There are two distinguished types of syllable structures in Izi: CVN, where the consonant onset and nasal coda are optional; and N, which consists of a syllabic nasal. This yields five possible combinations of V, CV, VN, CVN, N, where V=vowel, C=consonant, and N=syllabic nasal. There are a few syllable restrictions in Izi: 1) The consonants /pf/ and /bv/ can only occur in syllables with nuclei consisting of a high back vowel and are marked by the neutral feature. 2) The consonants /ŋm/ can only occur between vowels /e/, /a/, and /o/ and are marked by the neutral feature. 3) High front vowels do not occur in a) syllables with the labialization feature. b) syllables with the neutral feature and consonant margins consisting of fricatives, velar and labio-velar nasals, and stops (except /ɡb/). 4) High back vowels do not occur in a) syllables with the palatalization feature. b) syllables with the neutral feature and a consonant margin of /ŋm/.
Izi, like many Niger–Congo languages, has a two-tone system which consists of a high tone and a low tone. Low tone has two variations: raising low tone (L) and non-raising low tone (^L). High tone has one variation: raised high (R). The tone system also has three features: downstep (!), upstep (^) and latent low (‘ placed before the word). Rules for the operation of the tonal variations are as follows: a) There is a two-way phonemic contrast after a low tone; that is, a low tone may be followed by another low tone or a high tone. b) A three-way phonemic contrast exists after a high tone. It may be followed by another high tone, a low tone, or a downstep to another high tone. There are many minimal pairs of tone; an example is the word /eka/. Pronounced with a high tone followed by a high tone, it means ‘hand.’ With two low tones, it means ‘worm.’ The translation becomes ‘notch mark’ when pronounced with a high tone followed by a low tone, and when the high tone follows the low tone, /eka/ is interpreted as ‘place’.
Morphology and syntax
|‘Tell him it is the people of our village who called that meeting.’|
Instead of the morphemes all combining to form one sentence, each morpheme in this sentence is disconnected to suggest that Izi is an isolating language. This sentence also reveals that the word order of this language is subject–verb–object (SVO). This is seen in the phrase meaning ‘it is people,’ where ‘it’ is the subject, ‘is’ is the verb, and ‘people’ is the object. Another feature illustrated by this sentence is the order of nouns and genitives, and nouns and demonstratives. These structures are head-initial, where the noun head comes before both the genitive and the demonstrative. For instance, in this sentence, ‘village’ appears before the genitive pronoun ‘our,’ and ‘meeting’ appears before the demonstrative ‘that.’ Adjectives can occur before or after the noun; however the adjective-noun order is preferred. The order of the adposition in relation to the order of the object and verb is typical. One would expect prepositions in a language where the verb is placed before the object, and Izi lives up to this expectation. The following shows this preposition-object relationship:

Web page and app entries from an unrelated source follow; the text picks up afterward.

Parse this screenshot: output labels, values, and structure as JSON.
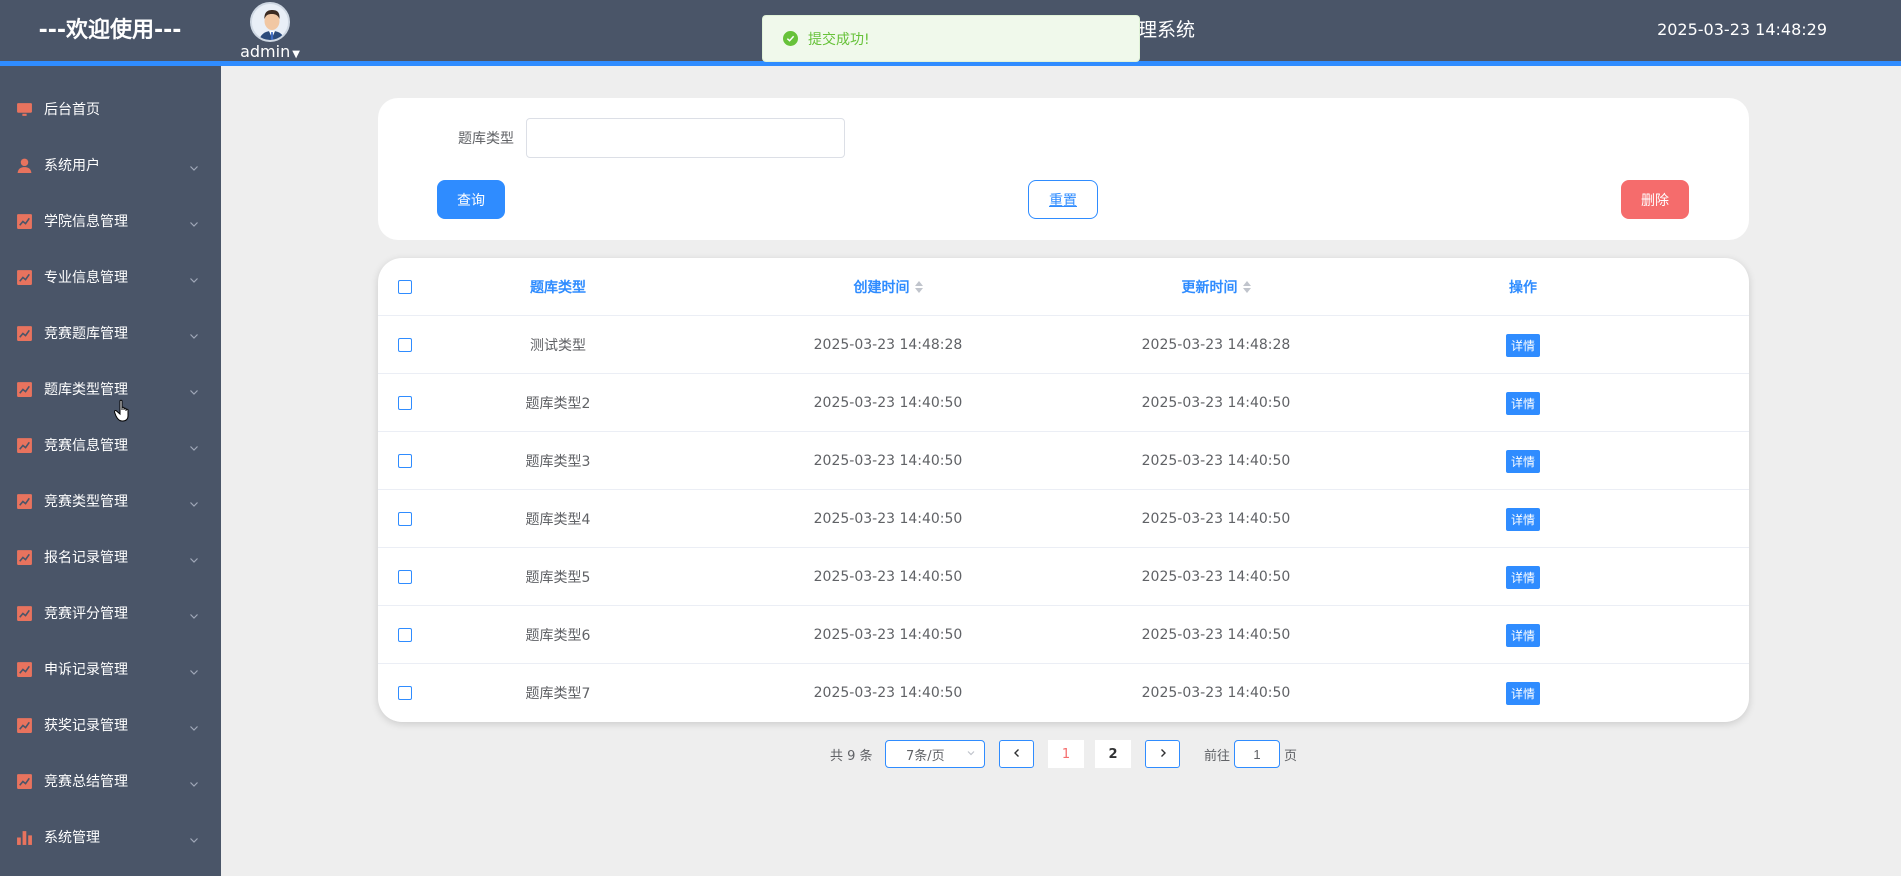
{
  "header": {
    "welcome": "---欢迎使用---",
    "username": "admin",
    "system_title_visible": "理系统",
    "datetime": "2025-03-23 14:48:29"
  },
  "toast": {
    "message": "提交成功!"
  },
  "sidebar": {
    "items": [
      {
        "label": "后台首页",
        "icon": "monitor-icon",
        "has_arrow": false
      },
      {
        "label": "系统用户",
        "icon": "user-icon",
        "has_arrow": true
      },
      {
        "label": "学院信息管理",
        "icon": "chart-line-icon",
        "has_arrow": true
      },
      {
        "label": "专业信息管理",
        "icon": "chart-line-icon",
        "has_arrow": true
      },
      {
        "label": "竞赛题库管理",
        "icon": "chart-line-icon",
        "has_arrow": true
      },
      {
        "label": "题库类型管理",
        "icon": "chart-line-icon",
        "has_arrow": true
      },
      {
        "label": "竞赛信息管理",
        "icon": "chart-line-icon",
        "has_arrow": true
      },
      {
        "label": "竞赛类型管理",
        "icon": "chart-line-icon",
        "has_arrow": true
      },
      {
        "label": "报名记录管理",
        "icon": "chart-line-icon",
        "has_arrow": true
      },
      {
        "label": "竞赛评分管理",
        "icon": "chart-line-icon",
        "has_arrow": true
      },
      {
        "label": "申诉记录管理",
        "icon": "chart-line-icon",
        "has_arrow": true
      },
      {
        "label": "获奖记录管理",
        "icon": "chart-line-icon",
        "has_arrow": true
      },
      {
        "label": "竞赛总结管理",
        "icon": "chart-line-icon",
        "has_arrow": true
      },
      {
        "label": "系统管理",
        "icon": "bar-chart-icon",
        "has_arrow": true
      }
    ]
  },
  "search": {
    "label": "题库类型",
    "value": "",
    "query_label": "查询",
    "reset_label": "重置",
    "delete_label": "删除"
  },
  "table": {
    "columns": [
      "题库类型",
      "创建时间",
      "更新时间",
      "操作"
    ],
    "detail_label": "详情",
    "rows": [
      {
        "type": "测试类型",
        "created": "2025-03-23 14:48:28",
        "updated": "2025-03-23 14:48:28"
      },
      {
        "type": "题库类型2",
        "created": "2025-03-23 14:40:50",
        "updated": "2025-03-23 14:40:50"
      },
      {
        "type": "题库类型3",
        "created": "2025-03-23 14:40:50",
        "updated": "2025-03-23 14:40:50"
      },
      {
        "type": "题库类型4",
        "created": "2025-03-23 14:40:50",
        "updated": "2025-03-23 14:40:50"
      },
      {
        "type": "题库类型5",
        "created": "2025-03-23 14:40:50",
        "updated": "2025-03-23 14:40:50"
      },
      {
        "type": "题库类型6",
        "created": "2025-03-23 14:40:50",
        "updated": "2025-03-23 14:40:50"
      },
      {
        "type": "题库类型7",
        "created": "2025-03-23 14:40:50",
        "updated": "2025-03-23 14:40:50"
      }
    ]
  },
  "pagination": {
    "total": "共 9 条",
    "page_size": "7条/页",
    "pages": [
      "1",
      "2"
    ],
    "current_page": "1",
    "goto_prefix": "前往",
    "goto_value": "1",
    "goto_suffix": "页"
  },
  "colors": {
    "header_bg": "#4a5568",
    "accent": "#2f8cff",
    "danger": "#f56c6c",
    "success": "#67c23a",
    "sidebar_icon": "#e8735e"
  }
}
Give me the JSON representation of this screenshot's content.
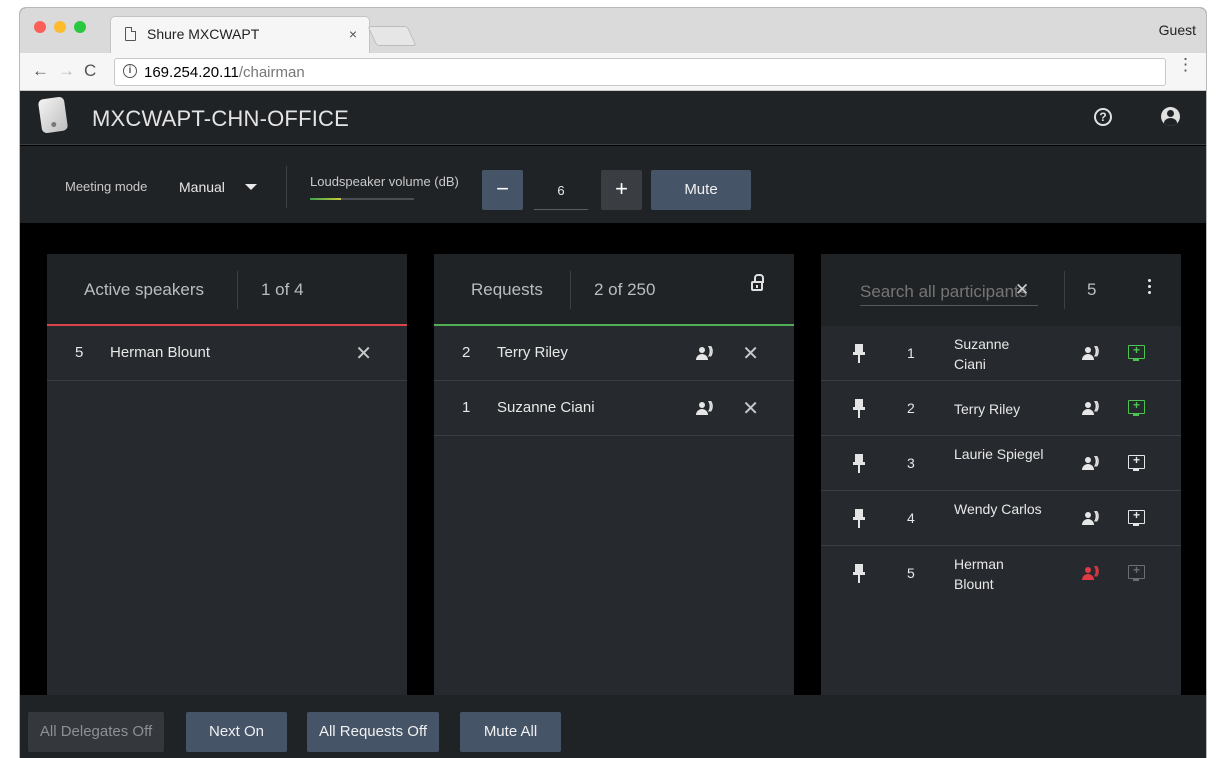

|‘Yes, in the garden there.’|
|‘You mean Onyikwa people?’|
There is nothing particularly peculiar about Izi; its typological characteristics show strong associations with the Niger–Congo family. The Izi language has yet to be fully investigated. Its parent language, Igbo, has had apparent success since it has existed since at least prior to the 16th century. Izi, however, has only about 200,000 speakers all concentrated in one relatively small area of the world, causing difficulty in judging the success of the language.
- Izi reference at Ethnologue (17th ed., 2013)
- Paul Meier, Inge Meier & John Bendor-Samuel, A Grammar of Izi: An Igbo Language, Summer Institute of Linguistics (1975)
- "The Igbo People: Origins & History (2008)
- Omniglot Writing Systems and Languages of the World, Simon Ager,(2008)